Joël Jent: It can be both. Even at the same time. Art can not only cure us, it can complete us, but it can question us at the same time, can deeply disturb us, and even tear us apart. It can confront us with aspects we don’t want to expose ourselves to. As our consciousness is highly selective and tends to focus on what we deem favorable for ourselves in a specific setting or moment, art can disturb this perception by bringing something to our attention, that we are trying to forget or make disappear out of our perception. This deeply contradictory nature of art is what makes it so fascinating as a body of reflection. Because life itself is even more complex and contradictory. And art refers to life. It associates, disassociates, reflects, or deflects life. If you perceive it as shocking, it is probably life itself as a body of reference that is.

Interviewer: Why do you think Short films are important?

Joël Jent: Short films can reflect aspects in a very concentrated form. This allows us to emphasize and narrate pointedly. This is the base for immense creativity, as it asks for reduction to the essence. A short film is as well incredibly important for young filmmakers to learn and develop their cinematic language and to find their style. They allow for greater risks and thus challenge conventional narration through new ways and perspectives of storytelling. This is what makes them so refreshing and surprising.

Interviewer: Where do you see the film industry going in the next 3-5 years?

Joël Jent: I think it is an incredibly interesting time for filmmakers. There have never been so many forms and formats finding their public and ways of distribution start to become more accessible as the number of platforms, distributors, broadcasters, programs, and channels is evermore increasing. At the same time, we can see, that the constant availability of unlimited content starts to bore the public more and more. Platform productions consist of few original and groundbreaking productions and a big grey pile of productions, that are replicating one another. Maybe it is comparable to the end of the studio system in the late 1950s. Saturation and growing boredom. That’s why I guess that in 5 years people will become more selective and also more individualistic. I strongly believe in a renaissance of cinema. Not only because it is the most beautiful way of watching films, but also because of its quality as a social experience. Sharing a story with strangers by watching it in a dark room. It’s a unique setting. A public context for a very intimate experience.
For filmmakers, I think it will become even more essential to start building an audience from step one. And a more selective and individualized audience should not be understood as a threat. It should be read as a chance. A chance to win a more conscious audience over to discover new forms of filmmaking.

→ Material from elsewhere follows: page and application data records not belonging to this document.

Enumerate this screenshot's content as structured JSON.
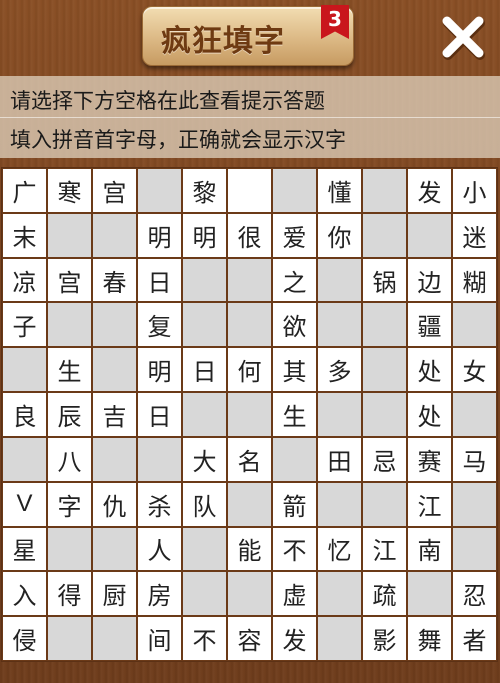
{
  "header": {
    "title": "疯狂填字",
    "level": "3",
    "close_icon": "close-icon"
  },
  "hint": {
    "line1": "请选择下方空格在此查看提示答题",
    "line2": "填入拼音首字母，正确就会显示汉字"
  },
  "colors": {
    "wood": "#7a4420",
    "cell_white": "#ffffff",
    "cell_gray": "#d8d8d8",
    "badge_red": "#c9161c"
  },
  "grid": {
    "rows": [
      [
        "广",
        "寒",
        "宫",
        "#",
        "黎",
        "",
        "#",
        "懂",
        "#",
        "发",
        "小"
      ],
      [
        "末",
        "#",
        "#",
        "明",
        "明",
        "很",
        "爱",
        "你",
        "#",
        "#",
        "迷"
      ],
      [
        "凉",
        "宫",
        "春",
        "日",
        "#",
        "#",
        "之",
        "#",
        "锅",
        "边",
        "糊"
      ],
      [
        "子",
        "#",
        "#",
        "复",
        "#",
        "#",
        "欲",
        "#",
        "#",
        "疆",
        "#"
      ],
      [
        "#",
        "生",
        "#",
        "明",
        "日",
        "何",
        "其",
        "多",
        "#",
        "处",
        "女"
      ],
      [
        "良",
        "辰",
        "吉",
        "日",
        "#",
        "#",
        "生",
        "#",
        "#",
        "处",
        "#"
      ],
      [
        "#",
        "八",
        "#",
        "#",
        "大",
        "名",
        "#",
        "田",
        "忌",
        "赛",
        "马"
      ],
      [
        "V",
        "字",
        "仇",
        "杀",
        "队",
        "#",
        "箭",
        "#",
        "#",
        "江",
        "#"
      ],
      [
        "星",
        "#",
        "#",
        "人",
        "#",
        "能",
        "不",
        "忆",
        "江",
        "南",
        "#"
      ],
      [
        "入",
        "得",
        "厨",
        "房",
        "#",
        "#",
        "虚",
        "#",
        "疏",
        "#",
        "忍"
      ],
      [
        "侵",
        "#",
        "#",
        "间",
        "不",
        "容",
        "发",
        "#",
        "影",
        "舞",
        "者"
      ]
    ]
  }
}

Because the film is most touching, challenging, and encouraging, when it walks on new grounds and when it is seeking its own way: To surprise its ever-curious audience with what they came to discover: Storytelling. And this; our deep craving for stories, will never change.

Watch Full Short Film Here: